It was in a game against Miami last season, Dec. 5, 2000, Battle's fifth game as a freshman, that a promising start to her career was painfully interrupted.
Diving for a loose ball late in the game, Battle tore the ulnar collateral ligament in her left elbow. She was lost for the season and redshirted.
``There's not a day that's gone past that I don't think about it,'' Battle said. ``I look at my scar. It looks pretty good.''
Battle had shown flashes of talent before the injury. In last season's opener against Georgia, she had six points, three rebounds, two assists and two steals in nine minutes.
After the injury, Battle struggled to regain her form and confidence.
``I got hit [in practice], and I lost feeling in my arm and my fingers,'' Battle said. ``That's when I felt like I wasn't the player that I was. It took getting hit again and knowing that it was fine.''
Though she practiced at the end of last season, Battle was essentially an outsider as the team prepared for the NCAA Tournament. This season, she has had to adjust.
``She would come to practice [last season] and she was overlooked,'' Auriemma said. ``Now, all of a sudden, everything you do gets scrutinized. So, for the first month of the season, you don't know which way to turn. And then you say, `I'm just going to relax and play.' And then, all of a sudden, all good things happen, and that's where she is right now.''
Good things started happening Jan. 2 against her hometown team at Gampel Pavilion. Battle had a career-high 13 points and eight rebounds against Pittsburgh, then followed up with a solid effort in nine minutes against Tennessee.
She struggled in the first half against St. John's on Wednesday but had 10 points in the second half.
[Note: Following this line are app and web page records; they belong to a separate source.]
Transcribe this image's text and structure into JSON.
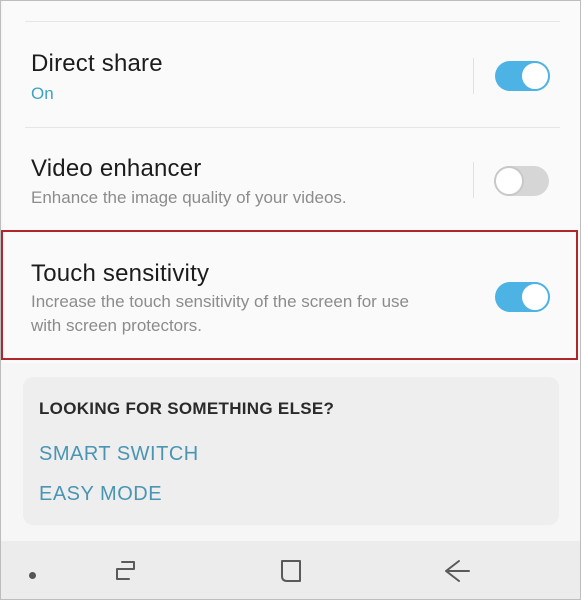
{
  "settings": [
    {
      "title": "Direct share",
      "subtitle": "On",
      "toggle": "on"
    },
    {
      "title": "Video enhancer",
      "subtitle": "Enhance the image quality of your videos.",
      "toggle": "off"
    },
    {
      "title": "Touch sensitivity",
      "subtitle_line1": "Increase the touch sensitivity of the screen for use",
      "subtitle_line2": "with screen protectors.",
      "toggle": "on"
    }
  ],
  "suggestions": {
    "heading": "LOOKING FOR SOMETHING ELSE?",
    "links": [
      "SMART SWITCH",
      "EASY MODE"
    ]
  },
  "navbar": {
    "buttons": [
      "recent-apps-icon",
      "home-icon",
      "back-icon"
    ]
  },
  "colors": {
    "accent": "#4cb3e4",
    "link": "#4a95b3",
    "highlight": "#b0262b"
  }
}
Then came the Miami game. The double-double and the end-to-end play displayed her skills -- rebounding, quickness, power to the basket -- all at once.
``AB's got unusual talent,'' said Auriemma, who likens Battle to a utility infielder because of her versatility as a forward and guard. ``She's got unusual skills. And up to now she's not had the confidence to use them.''
In building that confidence she has harnessed her talent. At 6 feet, Battle has shown remarkable quickness on defense and in attacking the backboards. But that speed has also caused her to go up too strong for layups and miss.
``I'm too fast for myself sometimes,'' Battle said.
``I don't know how to use it yet. Once I learn how to use my quickness, it'll definitely help everybody out, because I'll stop running into people. I keep telling myself to slow down.''
Battle said that length-of-the-court dash Saturday started slowly. But on a play like that, as with her career, once it's rolling she isn't looking back.
``To get to half court, that seemed like it took forever,'' Battle said. ``You just go and whatever happens, happens.''